The art of efficient wheels


When constructing an aero wheel, the key is to design a wheel that moves as little air as necessary. In contrast would be the design of a turbine fan, shaped to move as much air as possible.

Air friction is proportional to the square of the speed between an object and the air, for example double speed relates to four times the friction and four times the energy consumption. Think of a rolling wheel on a car, the tire touching the ground has zero speed through the air. The center of the wheel has the same speed as the body of the car. This means the very top of the wheel has double the speed of the car.

Thus the critical part of the aero wheel is the surface where the wheel is interfering with the air curtain coming from the front of the vehicle. Keeping this as flat and as closed as possible is vital.

The second critical factor is the resistance created by the rotation of the wheel. Rotating a fan requires more energy than rotating a disc. With this in mind, we kept the inside of the wheel flat and smooth and the ventilation holes shaped to not move air. The forged technique also gives us the opportunity to make the left and right wheel directional with the car, creating no side force and achieving a sleek symmetric wake behind the car.

Last but not least the wheels weight affects the efficiency, especially in acceleration and braking. A forged wheel typically weighs 25-30% less than the same design casted. Plus it allows in design much more accentuated corners and lines achieving greater character.

When developing the Model S, Tesla turned to EXA for Computational Fluid Dynamics (think “virtual wind tunnel”). We 3D scanned the Model S equipped with the OEM Turbine wheel and supplied this to EXA to use as a benchmark. EXAs simulation results indicates that our wheel, the Razor™, reduces the drag for the whole car by 9,9%. The side force is reduced by a whopping 94%, and the Turbine wheel shows an inherent asymmetric up-force of 28% compared to the TNA Razor™. This results in a much better dynamic handling, a more planted ride, especially on the highway and a much more quiet ride. This result is achieved by having aerodynamics in mind during the whole design process of the wheel.

A quiet car on rails, nimble yet still being super comfortable.

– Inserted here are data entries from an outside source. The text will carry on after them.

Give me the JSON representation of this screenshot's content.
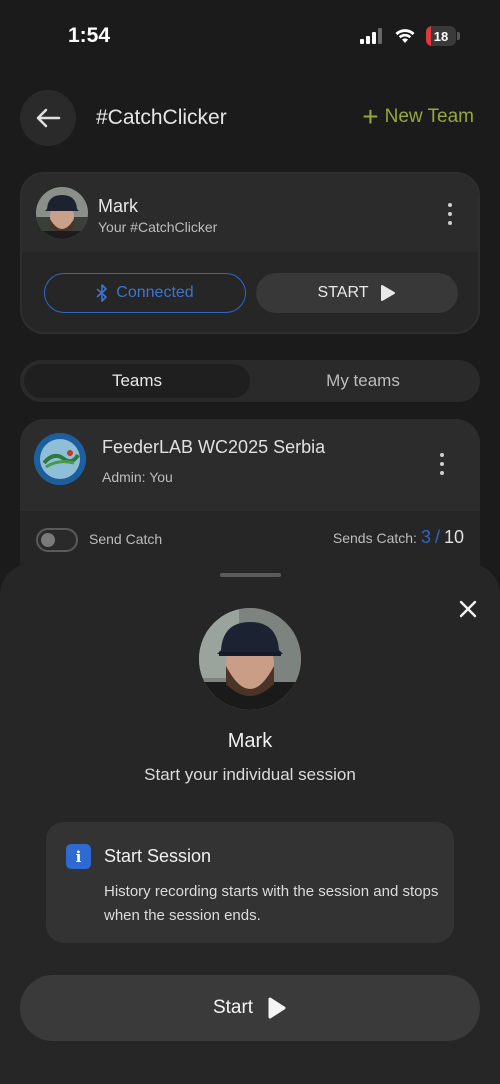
{
  "status_bar": {
    "time": "1:54",
    "battery_level": "18",
    "battery_fraction": 0.18,
    "icons": [
      "signal-icon",
      "wifi-icon",
      "battery-icon"
    ]
  },
  "header": {
    "back_icon": "arrow-left-icon",
    "title": "#CatchClicker",
    "new_team_label": "New Team",
    "accent_color": "#95a83b"
  },
  "user_card": {
    "name": "Mark",
    "subtitle": "Your #CatchClicker",
    "connected_label": "Connected",
    "connected_color": "#2f69c2",
    "start_label": "START"
  },
  "tabs": [
    {
      "label": "Teams",
      "active": true
    },
    {
      "label": "My teams",
      "active": false
    }
  ],
  "team": {
    "name": "FeederLAB WC2025 Serbia",
    "admin": "Admin: You",
    "send_catch_label": "Send Catch",
    "send_catch_enabled": false,
    "sends_catch_label": "Sends Catch:",
    "sends_count": "3",
    "sends_separator": "/",
    "sends_total": "10"
  },
  "sheet": {
    "name": "Mark",
    "subtitle": "Start your individual session",
    "info_title": "Start Session",
    "info_text": "History recording starts with the session and stops when the session ends.",
    "start_label": "Start"
  }
}
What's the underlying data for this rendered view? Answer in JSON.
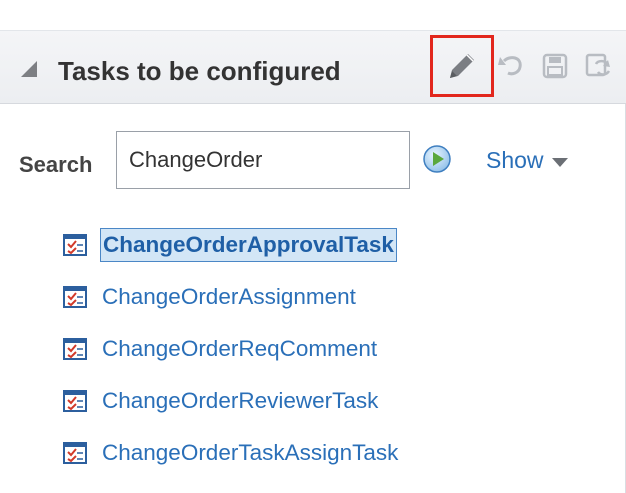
{
  "panel": {
    "title": "Tasks to be configured"
  },
  "toolbar": {
    "icons": [
      "edit-icon",
      "undo-icon",
      "save-icon",
      "refresh-icon"
    ],
    "highlight_color": "#e2271d"
  },
  "search": {
    "label": "Search",
    "value": "ChangeOrder",
    "show_label": "Show"
  },
  "tasks": [
    {
      "label": "ChangeOrderApprovalTask",
      "selected": true
    },
    {
      "label": "ChangeOrderAssignment",
      "selected": false
    },
    {
      "label": "ChangeOrderReqComment",
      "selected": false
    },
    {
      "label": "ChangeOrderReviewerTask",
      "selected": false
    },
    {
      "label": "ChangeOrderTaskAssignTask",
      "selected": false
    }
  ],
  "colors": {
    "link": "#2a6fb8",
    "selection_bg": "#d3e6f6",
    "header_bg": "#eceef1"
  }
}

Drag Force ComparisonTNA Razor vs OEM 21" Turbine Wheel

9.9%

9.9%

less overall drag

94%

94%

less side force

30%

30%

less air moved by wheel

In comparison with 21" OEM wheel. Simulation by EXA.